  • You actually have time and space to get some thinking and relaxing done on a park bench, without some macchiato-sipping toolbox attempting to scare you away with dirty looks.
  • Biking is far less treacherous.
  • Restaurants and bars that are typically cramped begin offering breathing room as a special.
  • There’s no line at anything (except maybe this new place that offers sushi shaped like a burrito).
  • Most vitally, many of those who stay back seem genuinely thrilled at the prospect of a quiet, streamlined city experience, and the feeling is contagious.

Considering the rare joy I associate with this long weekend, you might be left wondering why I bother living in a city in the first place. I love the day-to-day, but it’s the sheer novelty of access to a decluttered version of urban existence that’s so appealing to me. It’s like being turned loose in Six Flags after hours, with quick access to rides and no bros in basketball jerseys threatening to fight you because you accidentally grazed their calves waiting for Kingda Ka. Beach lovers might see the shore as the ultimate summer getaway, but that means the beachophobic get the entire city as a consolation prize. You won’t catch me complaining.

By this Tuesday, beachfeet seekers will be back on their work-a-day grind, marking off the seconds until it’s professionally appropriate to dip out of the office and back into the turn-and-burn shore cycle. If you need me, you know where I’ll be — holding down the fort, and having a hell of a time doing it.

Follow @DrewLazor on Twitter.

Around The Web

Be respectful of our online community and contribute to an engaging conversation. We reserve the right to ban impersonators and remove comments that contain personal attacks, threats, or profanity, or are flat-out offensive. By posting here, you are permitting Philadelphia magazine and Metro Corp. to edit and republish your comment in all media.

  • I never leave the city on Memorial Day. It’s probably my favorite weekend of the year to be in Philly. Looking forward to a long walk, a long bike ride, and dinner without reservations wherever I feel like.

    • YazmineWiltshireoan321

      as Thelma
      explained I cannot believe that a stay at home mom can make $7420 in four weeks
      on the internet . more info here R­e­x­1­0­.­C­O­M­

  • Robert Wright

    I’ve got some fun events for those staying IN the city this weekend… :)

  • Felicia D’Ambrosio


  • Suzanne Dreitlein

    I totally get this. I used to say that I loved New York on a holiday when everyone went away. Philly’s like that all the time and even better when it’s a holiday here.
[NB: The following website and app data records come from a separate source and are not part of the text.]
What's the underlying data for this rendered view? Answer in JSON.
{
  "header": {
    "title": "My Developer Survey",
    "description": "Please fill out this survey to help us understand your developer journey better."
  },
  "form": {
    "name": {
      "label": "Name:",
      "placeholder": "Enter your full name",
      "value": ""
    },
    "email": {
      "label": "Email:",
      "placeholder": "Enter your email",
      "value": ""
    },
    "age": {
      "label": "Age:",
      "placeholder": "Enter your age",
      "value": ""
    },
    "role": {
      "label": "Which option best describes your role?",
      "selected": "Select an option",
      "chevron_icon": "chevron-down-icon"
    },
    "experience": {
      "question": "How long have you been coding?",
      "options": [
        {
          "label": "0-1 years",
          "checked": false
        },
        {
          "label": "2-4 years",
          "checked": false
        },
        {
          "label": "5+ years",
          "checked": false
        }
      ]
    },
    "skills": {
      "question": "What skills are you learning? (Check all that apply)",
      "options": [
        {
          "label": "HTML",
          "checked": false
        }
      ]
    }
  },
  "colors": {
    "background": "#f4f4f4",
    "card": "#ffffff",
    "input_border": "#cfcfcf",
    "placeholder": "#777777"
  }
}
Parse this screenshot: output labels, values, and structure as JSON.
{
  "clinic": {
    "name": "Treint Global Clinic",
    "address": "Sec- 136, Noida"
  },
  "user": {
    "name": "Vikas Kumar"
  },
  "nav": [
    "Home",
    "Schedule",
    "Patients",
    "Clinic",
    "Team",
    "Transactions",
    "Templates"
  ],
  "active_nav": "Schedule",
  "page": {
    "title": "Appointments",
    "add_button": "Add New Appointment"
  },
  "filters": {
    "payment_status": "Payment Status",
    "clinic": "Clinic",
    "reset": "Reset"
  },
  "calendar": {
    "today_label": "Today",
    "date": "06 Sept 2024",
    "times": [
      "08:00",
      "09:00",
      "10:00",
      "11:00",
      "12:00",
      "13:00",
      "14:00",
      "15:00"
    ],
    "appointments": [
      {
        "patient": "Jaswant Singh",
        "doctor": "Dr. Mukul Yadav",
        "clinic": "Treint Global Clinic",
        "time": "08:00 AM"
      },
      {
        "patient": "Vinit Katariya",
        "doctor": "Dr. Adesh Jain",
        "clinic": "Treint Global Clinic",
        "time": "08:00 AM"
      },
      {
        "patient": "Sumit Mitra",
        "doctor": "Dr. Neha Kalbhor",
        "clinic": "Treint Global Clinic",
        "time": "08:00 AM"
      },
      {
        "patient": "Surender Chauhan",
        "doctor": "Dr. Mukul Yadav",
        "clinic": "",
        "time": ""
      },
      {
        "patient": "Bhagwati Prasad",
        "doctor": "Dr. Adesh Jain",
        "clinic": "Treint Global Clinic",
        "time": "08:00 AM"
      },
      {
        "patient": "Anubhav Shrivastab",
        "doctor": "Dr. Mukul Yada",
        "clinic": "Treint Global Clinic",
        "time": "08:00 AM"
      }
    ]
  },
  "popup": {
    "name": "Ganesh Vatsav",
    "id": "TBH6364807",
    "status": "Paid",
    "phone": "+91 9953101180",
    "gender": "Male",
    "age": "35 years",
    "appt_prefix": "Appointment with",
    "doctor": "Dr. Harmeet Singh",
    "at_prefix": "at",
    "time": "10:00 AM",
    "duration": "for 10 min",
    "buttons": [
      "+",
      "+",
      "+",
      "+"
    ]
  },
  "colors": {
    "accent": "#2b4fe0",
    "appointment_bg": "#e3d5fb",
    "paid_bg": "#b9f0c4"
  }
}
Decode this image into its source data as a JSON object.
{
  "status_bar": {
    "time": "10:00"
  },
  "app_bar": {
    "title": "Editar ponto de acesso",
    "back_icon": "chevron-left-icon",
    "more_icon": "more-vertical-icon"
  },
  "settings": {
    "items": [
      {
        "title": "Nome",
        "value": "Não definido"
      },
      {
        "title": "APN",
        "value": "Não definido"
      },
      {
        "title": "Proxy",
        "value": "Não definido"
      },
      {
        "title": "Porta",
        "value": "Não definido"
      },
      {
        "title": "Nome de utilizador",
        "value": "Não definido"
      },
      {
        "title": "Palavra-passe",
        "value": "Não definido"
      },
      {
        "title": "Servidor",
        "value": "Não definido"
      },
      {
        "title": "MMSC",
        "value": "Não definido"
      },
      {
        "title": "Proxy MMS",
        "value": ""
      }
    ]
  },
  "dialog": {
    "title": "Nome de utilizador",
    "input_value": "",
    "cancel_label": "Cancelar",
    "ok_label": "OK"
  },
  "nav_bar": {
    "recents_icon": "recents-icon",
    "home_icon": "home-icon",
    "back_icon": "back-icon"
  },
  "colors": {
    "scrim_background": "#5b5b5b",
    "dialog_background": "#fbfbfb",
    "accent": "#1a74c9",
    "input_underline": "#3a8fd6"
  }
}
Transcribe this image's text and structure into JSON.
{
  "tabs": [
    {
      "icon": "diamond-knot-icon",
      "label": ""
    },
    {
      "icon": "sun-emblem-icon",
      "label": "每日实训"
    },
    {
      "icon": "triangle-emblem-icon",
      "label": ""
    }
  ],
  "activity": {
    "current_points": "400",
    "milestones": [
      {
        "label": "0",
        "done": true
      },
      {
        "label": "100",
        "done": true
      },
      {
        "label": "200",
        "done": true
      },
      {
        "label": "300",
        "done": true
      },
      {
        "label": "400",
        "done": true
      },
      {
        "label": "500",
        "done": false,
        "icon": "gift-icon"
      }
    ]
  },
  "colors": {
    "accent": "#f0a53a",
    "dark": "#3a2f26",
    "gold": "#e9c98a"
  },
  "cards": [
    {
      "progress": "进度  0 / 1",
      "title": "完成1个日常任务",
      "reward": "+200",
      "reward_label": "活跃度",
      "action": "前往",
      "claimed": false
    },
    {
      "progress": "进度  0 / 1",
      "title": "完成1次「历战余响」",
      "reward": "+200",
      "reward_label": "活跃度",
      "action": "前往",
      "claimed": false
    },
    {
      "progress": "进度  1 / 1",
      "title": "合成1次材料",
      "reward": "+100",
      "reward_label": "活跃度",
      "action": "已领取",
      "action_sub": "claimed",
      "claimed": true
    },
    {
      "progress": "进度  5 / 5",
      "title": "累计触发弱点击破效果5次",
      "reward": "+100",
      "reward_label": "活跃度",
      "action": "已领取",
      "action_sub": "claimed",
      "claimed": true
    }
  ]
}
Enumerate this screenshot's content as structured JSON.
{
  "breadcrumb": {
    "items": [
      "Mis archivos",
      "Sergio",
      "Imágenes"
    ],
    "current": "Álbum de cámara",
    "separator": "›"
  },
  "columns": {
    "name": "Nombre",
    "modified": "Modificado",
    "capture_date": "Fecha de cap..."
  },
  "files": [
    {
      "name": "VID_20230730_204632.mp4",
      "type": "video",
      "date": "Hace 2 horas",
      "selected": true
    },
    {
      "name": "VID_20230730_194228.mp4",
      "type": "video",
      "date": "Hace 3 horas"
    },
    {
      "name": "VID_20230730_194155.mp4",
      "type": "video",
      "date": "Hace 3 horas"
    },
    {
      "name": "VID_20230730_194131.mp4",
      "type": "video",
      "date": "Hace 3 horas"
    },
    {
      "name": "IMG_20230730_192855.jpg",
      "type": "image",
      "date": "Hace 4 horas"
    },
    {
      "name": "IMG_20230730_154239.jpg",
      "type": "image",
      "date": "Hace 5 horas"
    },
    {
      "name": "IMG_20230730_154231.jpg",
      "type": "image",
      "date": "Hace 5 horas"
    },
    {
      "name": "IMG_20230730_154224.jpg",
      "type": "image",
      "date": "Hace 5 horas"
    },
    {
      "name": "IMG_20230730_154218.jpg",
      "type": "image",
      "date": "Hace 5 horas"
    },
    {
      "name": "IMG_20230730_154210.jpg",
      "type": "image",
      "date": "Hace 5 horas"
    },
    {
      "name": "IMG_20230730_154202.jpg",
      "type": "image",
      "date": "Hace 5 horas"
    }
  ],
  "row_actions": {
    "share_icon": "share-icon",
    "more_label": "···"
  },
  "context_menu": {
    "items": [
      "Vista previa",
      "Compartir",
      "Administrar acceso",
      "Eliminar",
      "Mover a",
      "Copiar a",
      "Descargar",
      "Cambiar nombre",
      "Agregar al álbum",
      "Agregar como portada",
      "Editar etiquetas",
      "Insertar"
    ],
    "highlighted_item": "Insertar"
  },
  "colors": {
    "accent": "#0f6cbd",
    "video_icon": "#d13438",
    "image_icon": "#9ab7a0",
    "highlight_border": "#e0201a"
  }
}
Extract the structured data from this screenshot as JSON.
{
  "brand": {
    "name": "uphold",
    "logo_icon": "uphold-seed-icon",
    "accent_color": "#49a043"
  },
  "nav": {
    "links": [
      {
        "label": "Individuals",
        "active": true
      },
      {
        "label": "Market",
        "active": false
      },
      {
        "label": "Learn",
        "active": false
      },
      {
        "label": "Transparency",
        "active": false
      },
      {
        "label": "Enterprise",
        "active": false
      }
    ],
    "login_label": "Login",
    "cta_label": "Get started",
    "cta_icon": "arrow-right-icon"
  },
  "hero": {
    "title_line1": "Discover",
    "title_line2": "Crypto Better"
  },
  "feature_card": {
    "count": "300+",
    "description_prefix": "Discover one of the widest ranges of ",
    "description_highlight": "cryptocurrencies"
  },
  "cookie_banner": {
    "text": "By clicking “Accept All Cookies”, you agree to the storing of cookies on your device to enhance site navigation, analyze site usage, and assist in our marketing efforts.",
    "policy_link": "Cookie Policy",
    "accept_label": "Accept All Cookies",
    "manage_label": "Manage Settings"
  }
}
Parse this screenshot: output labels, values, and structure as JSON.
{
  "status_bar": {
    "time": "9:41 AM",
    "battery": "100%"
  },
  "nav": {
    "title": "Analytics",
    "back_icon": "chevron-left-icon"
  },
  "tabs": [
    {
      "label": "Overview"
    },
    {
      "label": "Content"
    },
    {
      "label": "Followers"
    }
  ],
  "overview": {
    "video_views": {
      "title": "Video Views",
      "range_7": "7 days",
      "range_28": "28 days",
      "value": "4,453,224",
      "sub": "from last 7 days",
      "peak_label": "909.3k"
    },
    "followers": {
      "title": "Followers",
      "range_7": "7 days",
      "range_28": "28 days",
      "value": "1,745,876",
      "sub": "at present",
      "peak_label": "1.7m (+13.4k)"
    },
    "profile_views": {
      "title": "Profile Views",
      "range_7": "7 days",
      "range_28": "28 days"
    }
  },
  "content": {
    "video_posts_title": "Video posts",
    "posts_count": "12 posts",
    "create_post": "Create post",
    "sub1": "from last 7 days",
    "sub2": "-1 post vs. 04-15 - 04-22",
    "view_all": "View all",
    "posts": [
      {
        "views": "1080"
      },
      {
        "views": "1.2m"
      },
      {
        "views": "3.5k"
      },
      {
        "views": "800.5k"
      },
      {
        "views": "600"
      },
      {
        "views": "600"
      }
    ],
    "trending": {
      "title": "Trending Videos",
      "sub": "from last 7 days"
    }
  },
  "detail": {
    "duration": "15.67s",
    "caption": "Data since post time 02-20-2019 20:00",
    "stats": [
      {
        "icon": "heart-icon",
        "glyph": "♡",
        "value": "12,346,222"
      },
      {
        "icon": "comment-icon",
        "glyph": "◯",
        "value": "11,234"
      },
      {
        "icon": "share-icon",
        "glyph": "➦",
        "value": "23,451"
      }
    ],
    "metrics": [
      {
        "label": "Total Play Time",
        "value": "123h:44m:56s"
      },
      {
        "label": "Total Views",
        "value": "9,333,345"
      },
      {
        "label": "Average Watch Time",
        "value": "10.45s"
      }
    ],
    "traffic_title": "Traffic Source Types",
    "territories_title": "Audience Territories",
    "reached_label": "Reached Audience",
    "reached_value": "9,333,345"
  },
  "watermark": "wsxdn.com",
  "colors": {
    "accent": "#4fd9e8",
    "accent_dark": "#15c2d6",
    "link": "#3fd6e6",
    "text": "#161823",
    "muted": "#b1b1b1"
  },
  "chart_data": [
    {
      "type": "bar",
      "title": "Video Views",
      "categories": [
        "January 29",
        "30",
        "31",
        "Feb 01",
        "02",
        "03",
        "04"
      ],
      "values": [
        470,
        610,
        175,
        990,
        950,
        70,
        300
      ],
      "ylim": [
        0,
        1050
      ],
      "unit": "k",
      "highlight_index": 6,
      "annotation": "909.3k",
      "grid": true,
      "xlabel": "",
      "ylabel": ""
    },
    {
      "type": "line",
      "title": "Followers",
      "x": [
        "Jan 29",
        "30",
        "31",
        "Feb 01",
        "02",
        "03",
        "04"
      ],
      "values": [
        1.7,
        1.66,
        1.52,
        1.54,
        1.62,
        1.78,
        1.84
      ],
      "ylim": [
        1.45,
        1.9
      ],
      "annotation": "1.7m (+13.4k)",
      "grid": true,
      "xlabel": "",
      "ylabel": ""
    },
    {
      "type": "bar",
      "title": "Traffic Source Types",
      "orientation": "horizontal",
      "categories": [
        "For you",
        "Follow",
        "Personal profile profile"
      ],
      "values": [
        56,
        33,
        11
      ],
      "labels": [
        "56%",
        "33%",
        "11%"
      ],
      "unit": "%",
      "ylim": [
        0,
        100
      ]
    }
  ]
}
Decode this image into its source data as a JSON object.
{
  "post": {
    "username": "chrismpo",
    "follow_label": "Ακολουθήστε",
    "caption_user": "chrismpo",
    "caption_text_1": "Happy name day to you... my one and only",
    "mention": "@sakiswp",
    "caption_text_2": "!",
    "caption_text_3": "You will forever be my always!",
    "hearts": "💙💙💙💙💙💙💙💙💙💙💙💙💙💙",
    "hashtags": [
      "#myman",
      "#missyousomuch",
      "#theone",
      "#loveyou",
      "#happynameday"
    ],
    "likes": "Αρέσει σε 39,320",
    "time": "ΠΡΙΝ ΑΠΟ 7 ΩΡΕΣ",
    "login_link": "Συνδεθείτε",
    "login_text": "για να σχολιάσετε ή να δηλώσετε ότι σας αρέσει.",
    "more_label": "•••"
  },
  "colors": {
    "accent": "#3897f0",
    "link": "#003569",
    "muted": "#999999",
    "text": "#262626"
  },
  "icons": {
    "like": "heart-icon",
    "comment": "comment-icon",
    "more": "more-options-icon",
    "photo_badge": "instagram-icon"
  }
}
We’ll be enjoying our empty city as well!

    • das kraze

      exactly!..I call it, getting the city back..

  • Monica Marie

    Times Square? Really?

  • Joseph Haas

    Just as well that some people don’t care for the shore – it gets crowded enough. Looking very forward to my brief stay in Cape May next month.

  • matthew brandley

    Philly. Always best spent in town

  • Rebecca

    Fellow Marylander says, “Right on!!” I won’t set foot in OC during ‘the season’ – I just don’t get it. Nice to know there really are others out there who feel the same.

  • HollyMoore

    You don’t get funnel cake?

  • Helen Azar

    Ditto :)

  • +1

  • Daniel


  • Debbie Thomas

    I love this article. It’s nice to know there are others out there that don’t like the beach.

  • tom

    What a poor miserable fool this guy is. I almost feel bad for his lack of knowledge as a writer. Also, the people he speaks of are also oblivious to a way better option. Puerto Rico. Hop on a plane for reasonable price, fly 3.5 hours (the time it most likely takes to commute to the beach in the northeast), get a reasonably priced hotel (way cheaper than up there), and enjoy paradise. I never understood why people went to those cesspools they call beaches of NY, NJ, and MD, when there is a cheaper way better option just a short plane ride away. Maybe it’s because the uninformed still think they need a passport to get to the tropical paradise. In the mean time, stay up there, and I’ll go buy a $1 Medalla (local beer) and sit on a deserted beach in Pinones.

    • Heather

      Cool. Could you stay there?

  • Minnie

    Great article! My feelings exactly!

  • Emily Teel

    Preach, Lazor, preach.

  • Ray

    Hahaha! Very good!